DIRECTIONS FOR THIS TASK: What lines below contain the string "socios"? List them all.

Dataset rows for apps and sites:

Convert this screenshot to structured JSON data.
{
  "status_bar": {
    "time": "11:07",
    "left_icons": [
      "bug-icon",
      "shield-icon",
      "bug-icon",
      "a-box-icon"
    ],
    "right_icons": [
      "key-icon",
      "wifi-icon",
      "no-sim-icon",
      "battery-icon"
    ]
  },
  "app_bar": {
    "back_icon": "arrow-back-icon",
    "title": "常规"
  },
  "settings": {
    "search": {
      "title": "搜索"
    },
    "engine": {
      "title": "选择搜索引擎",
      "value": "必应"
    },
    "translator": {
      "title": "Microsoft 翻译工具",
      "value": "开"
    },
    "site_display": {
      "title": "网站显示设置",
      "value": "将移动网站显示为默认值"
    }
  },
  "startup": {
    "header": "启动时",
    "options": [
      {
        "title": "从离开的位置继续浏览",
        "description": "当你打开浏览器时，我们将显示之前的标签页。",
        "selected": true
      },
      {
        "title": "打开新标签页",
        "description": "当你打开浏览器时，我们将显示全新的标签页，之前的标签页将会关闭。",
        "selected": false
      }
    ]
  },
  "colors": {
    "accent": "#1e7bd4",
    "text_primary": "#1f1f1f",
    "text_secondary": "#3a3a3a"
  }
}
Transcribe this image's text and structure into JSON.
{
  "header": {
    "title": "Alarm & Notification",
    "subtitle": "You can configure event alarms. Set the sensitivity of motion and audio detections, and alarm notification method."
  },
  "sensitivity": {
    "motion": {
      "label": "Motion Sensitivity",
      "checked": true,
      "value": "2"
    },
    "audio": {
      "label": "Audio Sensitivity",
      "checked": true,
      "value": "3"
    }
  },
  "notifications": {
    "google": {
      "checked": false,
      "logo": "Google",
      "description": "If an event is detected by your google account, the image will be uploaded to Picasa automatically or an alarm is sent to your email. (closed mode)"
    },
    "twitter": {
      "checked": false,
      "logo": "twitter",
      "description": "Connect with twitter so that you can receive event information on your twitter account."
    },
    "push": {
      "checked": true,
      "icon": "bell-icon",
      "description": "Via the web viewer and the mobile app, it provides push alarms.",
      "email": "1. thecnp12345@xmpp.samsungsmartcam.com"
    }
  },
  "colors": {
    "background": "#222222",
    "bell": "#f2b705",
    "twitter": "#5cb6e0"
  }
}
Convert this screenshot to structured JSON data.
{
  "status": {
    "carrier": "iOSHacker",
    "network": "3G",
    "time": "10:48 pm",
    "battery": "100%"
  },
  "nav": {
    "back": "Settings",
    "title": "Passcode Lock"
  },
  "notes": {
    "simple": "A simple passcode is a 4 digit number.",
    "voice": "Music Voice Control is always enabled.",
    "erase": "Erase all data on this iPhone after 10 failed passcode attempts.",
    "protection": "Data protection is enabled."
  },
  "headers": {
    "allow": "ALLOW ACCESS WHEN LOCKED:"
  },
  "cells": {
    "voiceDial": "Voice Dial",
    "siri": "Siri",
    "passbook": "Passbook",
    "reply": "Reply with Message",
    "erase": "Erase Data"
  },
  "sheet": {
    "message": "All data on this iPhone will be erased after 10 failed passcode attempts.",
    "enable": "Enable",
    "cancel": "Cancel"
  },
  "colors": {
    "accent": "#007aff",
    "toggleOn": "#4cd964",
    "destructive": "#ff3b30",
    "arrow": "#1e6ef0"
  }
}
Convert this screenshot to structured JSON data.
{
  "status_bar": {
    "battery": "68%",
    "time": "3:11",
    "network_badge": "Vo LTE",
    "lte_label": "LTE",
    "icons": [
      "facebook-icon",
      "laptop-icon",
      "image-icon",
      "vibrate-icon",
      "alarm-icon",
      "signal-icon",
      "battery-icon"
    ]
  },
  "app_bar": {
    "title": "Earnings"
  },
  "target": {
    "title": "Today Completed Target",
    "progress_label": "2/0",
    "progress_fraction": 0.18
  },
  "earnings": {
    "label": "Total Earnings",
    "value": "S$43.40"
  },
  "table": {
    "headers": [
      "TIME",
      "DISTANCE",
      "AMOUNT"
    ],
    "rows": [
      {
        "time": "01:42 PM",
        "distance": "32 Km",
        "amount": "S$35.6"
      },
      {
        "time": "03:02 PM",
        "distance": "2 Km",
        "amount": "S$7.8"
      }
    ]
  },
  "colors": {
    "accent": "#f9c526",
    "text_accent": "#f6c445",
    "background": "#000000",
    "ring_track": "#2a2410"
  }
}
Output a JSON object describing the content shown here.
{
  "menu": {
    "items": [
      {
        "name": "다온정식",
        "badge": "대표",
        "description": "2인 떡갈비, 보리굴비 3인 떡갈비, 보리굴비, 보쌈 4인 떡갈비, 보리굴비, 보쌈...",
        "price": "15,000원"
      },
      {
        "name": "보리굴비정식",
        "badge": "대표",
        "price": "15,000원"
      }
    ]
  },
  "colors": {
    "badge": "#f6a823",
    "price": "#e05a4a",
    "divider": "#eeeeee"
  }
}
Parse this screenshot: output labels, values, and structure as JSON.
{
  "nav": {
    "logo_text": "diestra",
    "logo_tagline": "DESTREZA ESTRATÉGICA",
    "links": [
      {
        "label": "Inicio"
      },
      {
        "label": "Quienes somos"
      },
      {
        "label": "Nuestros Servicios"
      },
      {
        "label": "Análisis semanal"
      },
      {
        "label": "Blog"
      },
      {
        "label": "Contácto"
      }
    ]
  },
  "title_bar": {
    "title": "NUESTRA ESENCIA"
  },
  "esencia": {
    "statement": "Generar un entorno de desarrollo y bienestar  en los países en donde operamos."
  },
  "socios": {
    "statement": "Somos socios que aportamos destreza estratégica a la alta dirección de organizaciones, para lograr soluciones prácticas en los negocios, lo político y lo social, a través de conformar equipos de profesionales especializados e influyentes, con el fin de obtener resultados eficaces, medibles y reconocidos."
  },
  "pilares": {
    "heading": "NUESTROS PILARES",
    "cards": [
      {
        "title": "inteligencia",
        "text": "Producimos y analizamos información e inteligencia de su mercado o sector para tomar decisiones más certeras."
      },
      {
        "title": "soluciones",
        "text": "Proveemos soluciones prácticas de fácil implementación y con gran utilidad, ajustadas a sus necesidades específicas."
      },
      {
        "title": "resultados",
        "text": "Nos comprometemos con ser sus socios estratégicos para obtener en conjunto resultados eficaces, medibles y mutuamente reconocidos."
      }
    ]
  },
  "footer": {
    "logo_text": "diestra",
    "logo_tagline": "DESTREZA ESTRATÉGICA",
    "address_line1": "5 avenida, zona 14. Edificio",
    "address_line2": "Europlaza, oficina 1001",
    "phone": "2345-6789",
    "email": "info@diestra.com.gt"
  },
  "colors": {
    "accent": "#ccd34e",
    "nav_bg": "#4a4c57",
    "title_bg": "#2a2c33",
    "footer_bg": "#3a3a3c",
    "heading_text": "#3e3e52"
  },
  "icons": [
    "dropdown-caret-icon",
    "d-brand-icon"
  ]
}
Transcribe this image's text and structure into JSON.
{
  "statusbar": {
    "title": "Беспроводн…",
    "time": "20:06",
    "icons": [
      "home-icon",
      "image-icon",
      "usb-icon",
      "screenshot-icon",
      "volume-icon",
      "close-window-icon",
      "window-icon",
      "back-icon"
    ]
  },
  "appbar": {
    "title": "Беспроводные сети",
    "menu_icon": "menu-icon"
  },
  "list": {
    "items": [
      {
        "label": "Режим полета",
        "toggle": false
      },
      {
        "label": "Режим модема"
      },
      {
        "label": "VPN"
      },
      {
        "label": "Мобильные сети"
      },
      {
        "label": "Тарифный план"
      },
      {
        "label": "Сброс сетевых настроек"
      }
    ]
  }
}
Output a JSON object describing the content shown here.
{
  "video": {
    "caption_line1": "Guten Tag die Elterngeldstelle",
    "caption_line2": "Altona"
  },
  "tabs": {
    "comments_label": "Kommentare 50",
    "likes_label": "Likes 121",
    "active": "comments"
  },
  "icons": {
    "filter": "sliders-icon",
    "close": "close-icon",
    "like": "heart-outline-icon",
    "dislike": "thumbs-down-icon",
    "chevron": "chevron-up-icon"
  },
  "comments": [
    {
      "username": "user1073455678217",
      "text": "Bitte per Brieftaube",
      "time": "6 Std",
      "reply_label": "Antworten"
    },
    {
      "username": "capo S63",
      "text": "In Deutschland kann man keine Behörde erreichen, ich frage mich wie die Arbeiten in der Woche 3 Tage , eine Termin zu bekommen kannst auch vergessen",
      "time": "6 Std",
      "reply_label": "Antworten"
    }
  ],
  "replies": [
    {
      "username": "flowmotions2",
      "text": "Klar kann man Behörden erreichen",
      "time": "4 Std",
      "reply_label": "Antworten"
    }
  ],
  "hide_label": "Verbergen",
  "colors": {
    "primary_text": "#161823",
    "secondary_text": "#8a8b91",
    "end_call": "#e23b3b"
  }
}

OUTPUT BELOW:
  "socios": {
    "statement": "Somos socios que aportamos destreza estratégica a la alta dirección de organizaciones, para lograr soluciones prácticas en los negocios, lo político y lo social, a través de conformar equipos de profesionales especializados e influyentes, con el fin de obtener resultados eficaces, medibles y reconocidos."
        "text": "Nos comprometemos con ser sus socios estratégicos para obtener en conjunto resultados eficaces, medibles y mutuamente reconocidos."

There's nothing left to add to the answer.